WORK REQUIRED:
Please return each record below exactly, with nothing left out.

Source data:
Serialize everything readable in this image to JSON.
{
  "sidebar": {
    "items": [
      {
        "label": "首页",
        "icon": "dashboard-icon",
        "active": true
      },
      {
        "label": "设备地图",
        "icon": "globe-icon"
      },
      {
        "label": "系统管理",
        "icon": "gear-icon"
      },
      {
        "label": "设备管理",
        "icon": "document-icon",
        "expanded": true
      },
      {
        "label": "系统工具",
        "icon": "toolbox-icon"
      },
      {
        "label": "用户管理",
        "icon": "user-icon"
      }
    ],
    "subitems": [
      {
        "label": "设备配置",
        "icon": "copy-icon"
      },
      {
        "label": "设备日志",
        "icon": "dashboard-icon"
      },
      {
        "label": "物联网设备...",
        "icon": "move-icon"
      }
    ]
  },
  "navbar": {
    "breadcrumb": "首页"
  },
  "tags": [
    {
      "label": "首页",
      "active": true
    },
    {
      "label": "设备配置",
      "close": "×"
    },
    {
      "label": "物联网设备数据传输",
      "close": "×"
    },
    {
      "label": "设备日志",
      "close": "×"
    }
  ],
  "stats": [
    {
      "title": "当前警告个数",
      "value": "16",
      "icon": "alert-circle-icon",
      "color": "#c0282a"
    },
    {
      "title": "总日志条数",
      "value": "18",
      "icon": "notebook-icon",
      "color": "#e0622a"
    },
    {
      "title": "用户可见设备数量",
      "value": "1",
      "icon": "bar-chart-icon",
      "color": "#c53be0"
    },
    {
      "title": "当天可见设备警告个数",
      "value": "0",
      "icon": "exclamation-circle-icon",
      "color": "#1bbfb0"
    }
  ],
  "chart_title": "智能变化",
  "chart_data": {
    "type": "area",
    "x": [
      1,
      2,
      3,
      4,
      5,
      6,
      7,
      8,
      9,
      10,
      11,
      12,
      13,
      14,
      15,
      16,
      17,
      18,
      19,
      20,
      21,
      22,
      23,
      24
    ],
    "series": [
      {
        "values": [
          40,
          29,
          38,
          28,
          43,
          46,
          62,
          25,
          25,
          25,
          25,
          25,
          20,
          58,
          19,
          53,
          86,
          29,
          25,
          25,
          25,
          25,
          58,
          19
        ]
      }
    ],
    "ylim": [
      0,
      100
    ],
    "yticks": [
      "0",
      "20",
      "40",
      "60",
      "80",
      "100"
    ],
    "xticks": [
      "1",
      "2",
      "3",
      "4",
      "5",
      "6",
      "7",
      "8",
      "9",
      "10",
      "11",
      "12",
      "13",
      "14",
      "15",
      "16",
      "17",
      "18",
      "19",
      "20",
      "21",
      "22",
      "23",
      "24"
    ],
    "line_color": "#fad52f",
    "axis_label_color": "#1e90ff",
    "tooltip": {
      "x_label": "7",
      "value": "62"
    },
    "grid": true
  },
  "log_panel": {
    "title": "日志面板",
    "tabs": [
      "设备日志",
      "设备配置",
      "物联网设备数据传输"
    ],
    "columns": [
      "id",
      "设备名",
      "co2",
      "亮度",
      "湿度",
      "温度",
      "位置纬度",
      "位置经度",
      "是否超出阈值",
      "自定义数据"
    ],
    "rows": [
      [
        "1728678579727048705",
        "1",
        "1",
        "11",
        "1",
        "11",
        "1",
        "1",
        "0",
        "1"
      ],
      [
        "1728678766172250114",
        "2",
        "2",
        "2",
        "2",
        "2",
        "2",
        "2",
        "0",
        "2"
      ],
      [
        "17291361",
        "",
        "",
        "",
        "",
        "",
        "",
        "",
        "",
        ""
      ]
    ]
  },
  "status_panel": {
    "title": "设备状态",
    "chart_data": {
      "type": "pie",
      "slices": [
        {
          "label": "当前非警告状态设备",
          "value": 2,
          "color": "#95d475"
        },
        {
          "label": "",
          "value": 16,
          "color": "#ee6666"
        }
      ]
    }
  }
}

OUTPUT BELOW:
Serialize everything readable in this image to JSON.
{
  "sidebar": {
    "items": [
      {
        "label": "首页",
        "icon": "dashboard-icon",
        "active": true
      },
      {
        "label": "设备地图",
        "icon": "globe-icon"
      },
      {
        "label": "系统管理",
        "icon": "gear-icon"
      },
      {
        "label": "设备管理",
        "icon": "document-icon",
        "expanded": true
      },
      {
        "label": "系统工具",
        "icon": "toolbox-icon"
      },
      {
        "label": "用户管理",
        "icon": "user-icon"
      }
    ],
    "subitems": [
      {
        "label": "设备配置",
        "icon": "copy-icon"
      },
      {
        "label": "设备日志",
        "icon": "dashboard-icon"
      },
      {
        "label": "物联网设备...",
        "icon": "move-icon"
      }
    ]
  },
  "navbar": {
    "breadcrumb": "首页"
  },
  "tags": [
    {
      "label": "首页",
      "active": true
    },
    {
      "label": "设备配置",
      "close": "×"
    },
    {
      "label": "物联网设备数据传输",
      "close": "×"
    },
    {
      "label": "设备日志",
      "close": "×"
    }
  ],
  "stats": [
    {
      "title": "当前警告个数",
      "value": "16",
      "icon": "alert-circle-icon",
      "color": "#c0282a"
    },
    {
      "title": "总日志条数",
      "value": "18",
      "icon": "notebook-icon",
      "color": "#e0622a"
    },
    {
      "title": "用户可见设备数量",
      "value": "1",
      "icon": "bar-chart-icon",
      "color": "#c53be0"
    },
    {
      "title": "当天可见设备警告个数",
      "value": "0",
      "icon": "exclamation-circle-icon",
      "color": "#1bbfb0"
    }
  ],
  "chart_title": "智能变化",
  "chart_data": {
    "type": "area",
    "x": [
      1,
      2,
      3,
      4,
      5,
      6,
      7,
      8,
      9,
      10,
      11,
      12,
      13,
      14,
      15,
      16,
      17,
      18,
      19,
      20,
      21,
      22,
      23,
      24
    ],
    "series": [
      {
        "values": [
          40,
          29,
          38,
          28,
          43,
          46,
          62,
          25,
          25,
          25,
          25,
          25,
          20,
          58,
          19,
          53,
          86,
          29,
          25,
          25,
          25,
          25,
          58,
          19
        ]
      }
    ],
    "ylim": [
      0,
      100
    ],
    "yticks": [
      "0",
      "20",
      "40",
      "60",
      "80",
      "100"
    ],
    "xticks": [
      "1",
      "2",
      "3",
      "4",
      "5",
      "6",
      "7",
      "8",
      "9",
      "10",
      "11",
      "12",
      "13",
      "14",
      "15",
      "16",
      "17",
      "18",
      "19",
      "20",
      "21",
      "22",
      "23",
      "24"
    ],
    "line_color": "#fad52f",
    "axis_label_color": "#1e90ff",
    "tooltip": {
      "x_label": "7",
      "value": "62"
    },
    "grid": true
  },
  "log_panel": {
    "title": "日志面板",
    "tabs": [
      "设备日志",
      "设备配置",
      "物联网设备数据传输"
    ],
    "columns": [
      "id",
      "设备名",
      "co2",
      "亮度",
      "湿度",
      "温度",
      "位置纬度",
      "位置经度",
      "是否超出阈值",
      "自定义数据"
    ],
    "rows": [
      [
        "1728678579727048705",
        "1",
        "1",
        "11",
        "1",
        "11",
        "1",
        "1",
        "0",
        "1"
      ],
      [
        "1728678766172250114",
        "2",
        "2",
        "2",
        "2",
        "2",
        "2",
        "2",
        "0",
        "2"
      ],
      [
        "17291361",
        "",
        "",
        "",
        "",
        "",
        "",
        "",
        "",
        ""
      ]
    ]
  },
  "status_panel": {
    "title": "设备状态",
    "chart_data": {
      "type": "pie",
      "slices": [
        {
          "label": "当前非警告状态设备",
          "value": 2,
          "color": "#95d475"
        },
        {
          "label": "",
          "value": 16,
          "color": "#ee6666"
        }
      ]
    }
  }
}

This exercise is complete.